◆ Problem to work on ◆
Your job is to report every line of the entries that has "icon".

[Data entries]
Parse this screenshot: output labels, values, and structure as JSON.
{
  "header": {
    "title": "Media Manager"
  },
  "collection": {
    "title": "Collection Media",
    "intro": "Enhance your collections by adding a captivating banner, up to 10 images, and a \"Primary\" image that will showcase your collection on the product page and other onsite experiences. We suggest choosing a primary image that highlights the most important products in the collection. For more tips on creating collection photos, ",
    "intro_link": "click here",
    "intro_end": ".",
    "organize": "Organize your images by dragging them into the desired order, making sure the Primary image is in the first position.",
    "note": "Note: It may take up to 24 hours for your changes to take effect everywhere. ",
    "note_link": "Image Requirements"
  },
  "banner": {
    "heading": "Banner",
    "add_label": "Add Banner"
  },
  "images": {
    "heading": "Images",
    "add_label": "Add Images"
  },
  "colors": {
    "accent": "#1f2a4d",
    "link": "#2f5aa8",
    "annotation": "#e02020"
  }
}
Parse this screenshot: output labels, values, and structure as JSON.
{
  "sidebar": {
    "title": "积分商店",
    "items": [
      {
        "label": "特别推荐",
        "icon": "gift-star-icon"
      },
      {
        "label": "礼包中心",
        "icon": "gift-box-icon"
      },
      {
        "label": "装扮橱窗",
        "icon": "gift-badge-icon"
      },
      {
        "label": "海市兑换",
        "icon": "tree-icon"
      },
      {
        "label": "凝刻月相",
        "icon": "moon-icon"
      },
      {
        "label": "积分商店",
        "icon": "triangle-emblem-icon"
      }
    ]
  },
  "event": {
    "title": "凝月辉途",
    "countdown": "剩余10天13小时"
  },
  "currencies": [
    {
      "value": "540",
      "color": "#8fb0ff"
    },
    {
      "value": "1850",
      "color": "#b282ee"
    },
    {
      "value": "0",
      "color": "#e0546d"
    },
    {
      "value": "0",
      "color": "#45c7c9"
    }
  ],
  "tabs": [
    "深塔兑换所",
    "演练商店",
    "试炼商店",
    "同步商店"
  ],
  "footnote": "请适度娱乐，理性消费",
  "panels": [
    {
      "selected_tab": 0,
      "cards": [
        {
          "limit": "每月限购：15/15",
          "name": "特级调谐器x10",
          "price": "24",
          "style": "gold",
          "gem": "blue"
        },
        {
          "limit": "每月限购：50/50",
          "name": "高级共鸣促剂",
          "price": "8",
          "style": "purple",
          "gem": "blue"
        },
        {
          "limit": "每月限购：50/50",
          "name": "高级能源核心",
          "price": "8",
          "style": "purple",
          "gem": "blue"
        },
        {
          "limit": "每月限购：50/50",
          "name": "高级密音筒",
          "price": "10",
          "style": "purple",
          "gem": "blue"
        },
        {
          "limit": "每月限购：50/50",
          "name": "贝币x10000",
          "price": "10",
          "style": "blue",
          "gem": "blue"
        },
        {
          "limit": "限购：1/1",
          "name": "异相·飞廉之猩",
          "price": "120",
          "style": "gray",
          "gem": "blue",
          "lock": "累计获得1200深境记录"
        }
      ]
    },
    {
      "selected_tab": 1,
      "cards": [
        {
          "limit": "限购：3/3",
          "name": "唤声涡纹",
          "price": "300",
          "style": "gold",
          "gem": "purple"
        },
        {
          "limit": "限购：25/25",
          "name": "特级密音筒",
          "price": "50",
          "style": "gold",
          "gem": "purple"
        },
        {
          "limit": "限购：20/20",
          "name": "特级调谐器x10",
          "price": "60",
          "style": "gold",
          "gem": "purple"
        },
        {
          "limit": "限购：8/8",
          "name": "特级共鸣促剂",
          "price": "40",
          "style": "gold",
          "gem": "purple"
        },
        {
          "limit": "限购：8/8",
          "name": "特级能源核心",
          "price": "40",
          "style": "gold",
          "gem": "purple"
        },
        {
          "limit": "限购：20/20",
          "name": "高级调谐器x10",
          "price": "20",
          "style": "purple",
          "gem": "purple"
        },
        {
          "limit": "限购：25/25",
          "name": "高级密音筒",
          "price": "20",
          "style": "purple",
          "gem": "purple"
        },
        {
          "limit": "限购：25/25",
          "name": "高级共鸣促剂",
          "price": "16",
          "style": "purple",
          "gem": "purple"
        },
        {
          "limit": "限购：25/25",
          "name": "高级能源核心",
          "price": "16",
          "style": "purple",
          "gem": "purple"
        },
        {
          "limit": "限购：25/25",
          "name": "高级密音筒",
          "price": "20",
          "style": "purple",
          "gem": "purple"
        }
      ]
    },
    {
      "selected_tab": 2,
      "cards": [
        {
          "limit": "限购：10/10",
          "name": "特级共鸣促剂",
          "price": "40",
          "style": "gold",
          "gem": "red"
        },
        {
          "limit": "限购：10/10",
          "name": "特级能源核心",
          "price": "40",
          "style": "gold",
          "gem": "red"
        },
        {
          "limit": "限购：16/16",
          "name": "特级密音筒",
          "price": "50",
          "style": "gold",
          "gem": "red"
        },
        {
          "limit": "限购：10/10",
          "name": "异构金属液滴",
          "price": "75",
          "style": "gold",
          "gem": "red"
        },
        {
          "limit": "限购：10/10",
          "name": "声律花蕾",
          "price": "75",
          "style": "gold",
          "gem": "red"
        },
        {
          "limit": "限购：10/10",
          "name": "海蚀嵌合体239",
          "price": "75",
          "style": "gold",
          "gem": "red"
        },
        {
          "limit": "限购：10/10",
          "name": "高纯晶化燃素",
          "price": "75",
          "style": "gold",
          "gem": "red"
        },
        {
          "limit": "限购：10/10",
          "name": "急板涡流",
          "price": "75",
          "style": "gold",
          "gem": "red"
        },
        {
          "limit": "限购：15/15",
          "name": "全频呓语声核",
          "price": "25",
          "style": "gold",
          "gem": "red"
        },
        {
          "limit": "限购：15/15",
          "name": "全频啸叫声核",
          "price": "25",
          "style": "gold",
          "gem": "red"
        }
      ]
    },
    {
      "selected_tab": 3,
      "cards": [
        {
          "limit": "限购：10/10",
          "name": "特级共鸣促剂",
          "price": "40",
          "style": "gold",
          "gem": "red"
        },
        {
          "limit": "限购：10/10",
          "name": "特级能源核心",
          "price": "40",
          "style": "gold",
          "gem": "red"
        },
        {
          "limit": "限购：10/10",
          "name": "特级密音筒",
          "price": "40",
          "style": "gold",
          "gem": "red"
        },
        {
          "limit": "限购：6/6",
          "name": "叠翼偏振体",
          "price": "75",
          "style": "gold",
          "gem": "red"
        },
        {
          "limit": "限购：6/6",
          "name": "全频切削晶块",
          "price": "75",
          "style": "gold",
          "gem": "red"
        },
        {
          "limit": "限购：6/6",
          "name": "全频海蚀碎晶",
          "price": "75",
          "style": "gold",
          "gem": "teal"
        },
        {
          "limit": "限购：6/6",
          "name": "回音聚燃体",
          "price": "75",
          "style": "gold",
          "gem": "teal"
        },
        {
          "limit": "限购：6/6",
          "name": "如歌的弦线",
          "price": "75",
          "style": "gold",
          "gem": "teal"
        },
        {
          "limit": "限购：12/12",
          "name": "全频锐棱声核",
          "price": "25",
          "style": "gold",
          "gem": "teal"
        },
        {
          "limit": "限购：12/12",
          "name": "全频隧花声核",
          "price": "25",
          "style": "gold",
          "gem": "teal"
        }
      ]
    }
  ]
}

◆ Output for this task ◆
        "icon": "gift-star-icon"
        "icon": "gift-box-icon"
        "icon": "gift-badge-icon"
        "icon": "tree-icon"
        "icon": "moon-icon"
        "icon": "triangle-emblem-icon"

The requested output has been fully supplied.